## TASK ITEM
Find every line in the data that contains the word "JSON". Return each of those lines.

*** DATA RECORDS Section Begins ***

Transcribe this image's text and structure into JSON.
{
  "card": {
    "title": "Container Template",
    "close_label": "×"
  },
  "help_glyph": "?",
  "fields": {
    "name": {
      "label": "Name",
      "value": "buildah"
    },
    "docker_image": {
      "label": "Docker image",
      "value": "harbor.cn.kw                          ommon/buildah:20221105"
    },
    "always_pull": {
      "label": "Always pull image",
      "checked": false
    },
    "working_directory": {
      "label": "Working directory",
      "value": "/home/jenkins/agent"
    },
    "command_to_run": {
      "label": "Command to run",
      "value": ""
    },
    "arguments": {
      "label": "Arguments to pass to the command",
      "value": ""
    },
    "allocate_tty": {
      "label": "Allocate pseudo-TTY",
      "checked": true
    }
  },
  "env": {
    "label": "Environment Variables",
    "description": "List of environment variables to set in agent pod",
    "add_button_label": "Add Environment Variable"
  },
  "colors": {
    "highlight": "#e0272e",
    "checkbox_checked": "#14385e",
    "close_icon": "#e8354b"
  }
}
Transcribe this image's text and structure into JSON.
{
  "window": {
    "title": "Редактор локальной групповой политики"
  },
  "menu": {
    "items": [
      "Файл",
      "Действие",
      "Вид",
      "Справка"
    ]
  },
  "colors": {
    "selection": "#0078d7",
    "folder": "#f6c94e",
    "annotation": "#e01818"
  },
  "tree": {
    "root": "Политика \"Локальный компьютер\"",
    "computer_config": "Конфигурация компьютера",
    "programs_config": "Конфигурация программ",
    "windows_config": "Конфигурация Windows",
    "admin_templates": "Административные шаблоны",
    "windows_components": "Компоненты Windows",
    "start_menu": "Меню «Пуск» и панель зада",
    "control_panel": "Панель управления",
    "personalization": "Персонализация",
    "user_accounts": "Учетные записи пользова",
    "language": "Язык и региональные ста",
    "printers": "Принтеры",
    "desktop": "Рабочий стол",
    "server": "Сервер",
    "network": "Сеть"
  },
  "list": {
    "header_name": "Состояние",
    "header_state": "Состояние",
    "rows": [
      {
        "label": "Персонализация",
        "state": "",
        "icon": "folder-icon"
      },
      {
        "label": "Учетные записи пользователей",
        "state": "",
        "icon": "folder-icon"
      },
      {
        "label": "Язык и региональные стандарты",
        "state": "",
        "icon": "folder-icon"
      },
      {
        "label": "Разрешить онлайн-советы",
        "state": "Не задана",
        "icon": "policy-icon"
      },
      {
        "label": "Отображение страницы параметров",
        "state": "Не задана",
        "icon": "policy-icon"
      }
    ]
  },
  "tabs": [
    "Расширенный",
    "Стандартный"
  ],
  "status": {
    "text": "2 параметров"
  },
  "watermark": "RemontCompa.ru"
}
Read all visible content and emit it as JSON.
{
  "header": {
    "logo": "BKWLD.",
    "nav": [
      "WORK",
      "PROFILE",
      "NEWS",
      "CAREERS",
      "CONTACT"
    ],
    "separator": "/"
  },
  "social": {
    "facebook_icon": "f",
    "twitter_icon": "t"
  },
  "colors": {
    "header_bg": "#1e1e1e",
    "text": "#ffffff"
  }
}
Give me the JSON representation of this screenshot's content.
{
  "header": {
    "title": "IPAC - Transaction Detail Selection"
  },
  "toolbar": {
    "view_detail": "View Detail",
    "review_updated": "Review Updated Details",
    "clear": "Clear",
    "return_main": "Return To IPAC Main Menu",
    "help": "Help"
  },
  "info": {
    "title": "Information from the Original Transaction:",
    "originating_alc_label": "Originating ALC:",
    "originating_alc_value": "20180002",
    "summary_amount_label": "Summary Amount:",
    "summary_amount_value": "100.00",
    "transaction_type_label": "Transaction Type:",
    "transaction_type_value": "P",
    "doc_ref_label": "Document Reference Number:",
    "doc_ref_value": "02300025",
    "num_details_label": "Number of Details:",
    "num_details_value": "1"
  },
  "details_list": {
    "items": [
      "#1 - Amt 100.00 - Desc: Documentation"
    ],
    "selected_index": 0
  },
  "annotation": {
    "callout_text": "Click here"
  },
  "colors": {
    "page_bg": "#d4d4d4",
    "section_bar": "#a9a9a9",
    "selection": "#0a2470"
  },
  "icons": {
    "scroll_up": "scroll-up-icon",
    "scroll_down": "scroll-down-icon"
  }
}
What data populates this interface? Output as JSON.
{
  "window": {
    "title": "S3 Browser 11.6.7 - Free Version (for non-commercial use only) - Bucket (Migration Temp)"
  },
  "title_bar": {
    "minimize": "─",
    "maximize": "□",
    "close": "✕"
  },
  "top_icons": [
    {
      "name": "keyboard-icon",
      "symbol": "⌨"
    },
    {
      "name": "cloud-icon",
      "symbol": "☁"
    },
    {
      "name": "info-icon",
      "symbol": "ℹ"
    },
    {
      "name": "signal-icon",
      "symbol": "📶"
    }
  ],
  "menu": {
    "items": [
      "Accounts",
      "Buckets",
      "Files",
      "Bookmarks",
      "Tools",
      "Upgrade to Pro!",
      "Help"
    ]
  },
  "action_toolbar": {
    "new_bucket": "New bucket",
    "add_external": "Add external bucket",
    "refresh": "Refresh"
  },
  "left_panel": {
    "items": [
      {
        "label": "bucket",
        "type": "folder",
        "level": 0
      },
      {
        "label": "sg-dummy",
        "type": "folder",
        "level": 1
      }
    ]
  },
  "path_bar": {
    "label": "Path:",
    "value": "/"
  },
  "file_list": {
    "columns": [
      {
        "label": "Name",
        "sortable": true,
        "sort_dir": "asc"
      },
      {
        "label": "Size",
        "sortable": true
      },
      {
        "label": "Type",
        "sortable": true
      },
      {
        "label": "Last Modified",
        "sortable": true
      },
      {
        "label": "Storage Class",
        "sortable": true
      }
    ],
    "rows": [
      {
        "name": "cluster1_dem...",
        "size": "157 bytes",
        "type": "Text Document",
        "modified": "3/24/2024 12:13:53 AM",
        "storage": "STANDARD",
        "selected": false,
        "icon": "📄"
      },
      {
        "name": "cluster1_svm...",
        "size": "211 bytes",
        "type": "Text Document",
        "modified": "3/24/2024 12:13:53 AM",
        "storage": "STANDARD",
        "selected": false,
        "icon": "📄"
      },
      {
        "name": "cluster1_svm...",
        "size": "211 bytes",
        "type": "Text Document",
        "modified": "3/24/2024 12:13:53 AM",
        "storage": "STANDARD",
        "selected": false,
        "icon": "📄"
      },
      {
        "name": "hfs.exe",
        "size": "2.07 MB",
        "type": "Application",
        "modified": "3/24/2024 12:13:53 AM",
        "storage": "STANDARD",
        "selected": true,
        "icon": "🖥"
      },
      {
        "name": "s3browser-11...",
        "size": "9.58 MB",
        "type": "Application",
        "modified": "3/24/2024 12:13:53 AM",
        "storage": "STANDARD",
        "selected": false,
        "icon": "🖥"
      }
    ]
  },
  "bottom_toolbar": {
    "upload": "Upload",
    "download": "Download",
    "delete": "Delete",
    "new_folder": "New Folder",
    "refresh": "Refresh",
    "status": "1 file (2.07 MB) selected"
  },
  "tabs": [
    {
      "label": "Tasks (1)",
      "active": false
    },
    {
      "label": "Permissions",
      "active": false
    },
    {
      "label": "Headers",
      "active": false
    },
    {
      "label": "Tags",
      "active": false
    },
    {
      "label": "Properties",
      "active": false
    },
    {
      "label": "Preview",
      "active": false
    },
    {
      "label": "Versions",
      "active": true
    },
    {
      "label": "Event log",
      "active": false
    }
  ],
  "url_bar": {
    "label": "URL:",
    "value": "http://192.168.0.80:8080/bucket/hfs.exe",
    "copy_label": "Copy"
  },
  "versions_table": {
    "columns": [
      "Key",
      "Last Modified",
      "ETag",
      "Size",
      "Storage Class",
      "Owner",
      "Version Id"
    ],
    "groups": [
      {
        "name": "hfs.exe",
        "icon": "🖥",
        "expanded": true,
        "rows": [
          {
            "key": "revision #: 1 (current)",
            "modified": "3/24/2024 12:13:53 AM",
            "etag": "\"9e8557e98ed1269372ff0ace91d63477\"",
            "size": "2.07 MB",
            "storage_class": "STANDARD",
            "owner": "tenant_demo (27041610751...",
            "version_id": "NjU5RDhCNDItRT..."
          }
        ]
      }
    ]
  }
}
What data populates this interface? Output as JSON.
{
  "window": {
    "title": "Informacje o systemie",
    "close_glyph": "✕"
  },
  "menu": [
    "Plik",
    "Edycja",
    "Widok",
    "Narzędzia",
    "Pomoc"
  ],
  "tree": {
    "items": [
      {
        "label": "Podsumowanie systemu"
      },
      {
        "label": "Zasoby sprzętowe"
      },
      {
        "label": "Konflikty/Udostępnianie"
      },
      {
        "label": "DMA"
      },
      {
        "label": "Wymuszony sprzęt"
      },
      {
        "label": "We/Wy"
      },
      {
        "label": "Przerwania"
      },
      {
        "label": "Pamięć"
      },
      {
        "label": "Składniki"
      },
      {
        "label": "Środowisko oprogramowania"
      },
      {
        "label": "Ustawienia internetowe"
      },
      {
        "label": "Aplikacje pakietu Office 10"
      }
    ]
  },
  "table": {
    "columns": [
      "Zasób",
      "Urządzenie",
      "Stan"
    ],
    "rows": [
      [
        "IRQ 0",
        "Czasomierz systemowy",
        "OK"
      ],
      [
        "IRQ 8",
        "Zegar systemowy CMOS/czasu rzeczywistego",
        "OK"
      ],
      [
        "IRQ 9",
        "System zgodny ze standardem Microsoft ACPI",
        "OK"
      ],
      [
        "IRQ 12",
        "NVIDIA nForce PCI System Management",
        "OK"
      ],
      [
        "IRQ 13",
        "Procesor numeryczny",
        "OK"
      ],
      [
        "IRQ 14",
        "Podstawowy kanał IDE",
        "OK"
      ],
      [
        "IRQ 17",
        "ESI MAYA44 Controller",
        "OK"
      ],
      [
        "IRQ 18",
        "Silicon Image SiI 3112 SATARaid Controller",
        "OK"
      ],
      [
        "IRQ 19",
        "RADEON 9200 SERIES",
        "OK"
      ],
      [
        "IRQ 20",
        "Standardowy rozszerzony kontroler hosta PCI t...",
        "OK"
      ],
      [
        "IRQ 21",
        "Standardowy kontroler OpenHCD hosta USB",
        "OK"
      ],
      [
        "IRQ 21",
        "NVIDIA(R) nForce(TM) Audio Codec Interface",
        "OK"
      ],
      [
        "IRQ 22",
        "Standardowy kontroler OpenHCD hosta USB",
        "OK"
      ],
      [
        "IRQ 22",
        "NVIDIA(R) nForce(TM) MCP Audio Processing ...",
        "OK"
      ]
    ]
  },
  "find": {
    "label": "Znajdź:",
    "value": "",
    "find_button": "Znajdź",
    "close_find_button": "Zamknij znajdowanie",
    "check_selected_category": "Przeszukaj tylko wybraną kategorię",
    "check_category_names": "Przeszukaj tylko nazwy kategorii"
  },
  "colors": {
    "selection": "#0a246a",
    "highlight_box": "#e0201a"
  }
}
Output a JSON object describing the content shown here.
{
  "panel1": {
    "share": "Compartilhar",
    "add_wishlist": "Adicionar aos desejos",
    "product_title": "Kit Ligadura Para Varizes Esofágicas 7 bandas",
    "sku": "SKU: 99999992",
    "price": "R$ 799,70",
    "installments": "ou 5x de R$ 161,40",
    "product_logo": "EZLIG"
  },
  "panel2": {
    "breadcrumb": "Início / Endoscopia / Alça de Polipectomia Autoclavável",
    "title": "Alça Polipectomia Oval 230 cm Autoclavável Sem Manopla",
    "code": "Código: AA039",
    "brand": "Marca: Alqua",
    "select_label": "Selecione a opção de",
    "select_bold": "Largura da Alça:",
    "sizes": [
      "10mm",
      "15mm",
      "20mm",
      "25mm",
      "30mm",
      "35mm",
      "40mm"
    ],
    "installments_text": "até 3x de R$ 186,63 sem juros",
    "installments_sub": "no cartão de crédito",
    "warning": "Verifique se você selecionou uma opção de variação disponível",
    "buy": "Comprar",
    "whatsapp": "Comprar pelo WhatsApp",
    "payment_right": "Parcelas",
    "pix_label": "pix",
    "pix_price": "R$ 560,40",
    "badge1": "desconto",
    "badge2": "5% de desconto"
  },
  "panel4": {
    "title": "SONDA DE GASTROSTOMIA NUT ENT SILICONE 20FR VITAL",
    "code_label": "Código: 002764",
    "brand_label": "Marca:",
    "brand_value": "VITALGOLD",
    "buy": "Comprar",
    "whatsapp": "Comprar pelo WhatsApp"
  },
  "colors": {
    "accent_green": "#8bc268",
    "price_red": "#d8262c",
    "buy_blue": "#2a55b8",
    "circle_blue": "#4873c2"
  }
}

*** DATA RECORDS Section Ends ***

## RESULT FOR THIS EXERCISE
Transcribe this image's text and structure into JSON.
Transcribe this image's text and structure into JSON.
Read all visible content and emit it as JSON.
Give me the JSON representation of this screenshot's content.
What data populates this interface? Output as JSON.
What data populates this interface? Output as JSON.
Output a JSON object describing the content shown here.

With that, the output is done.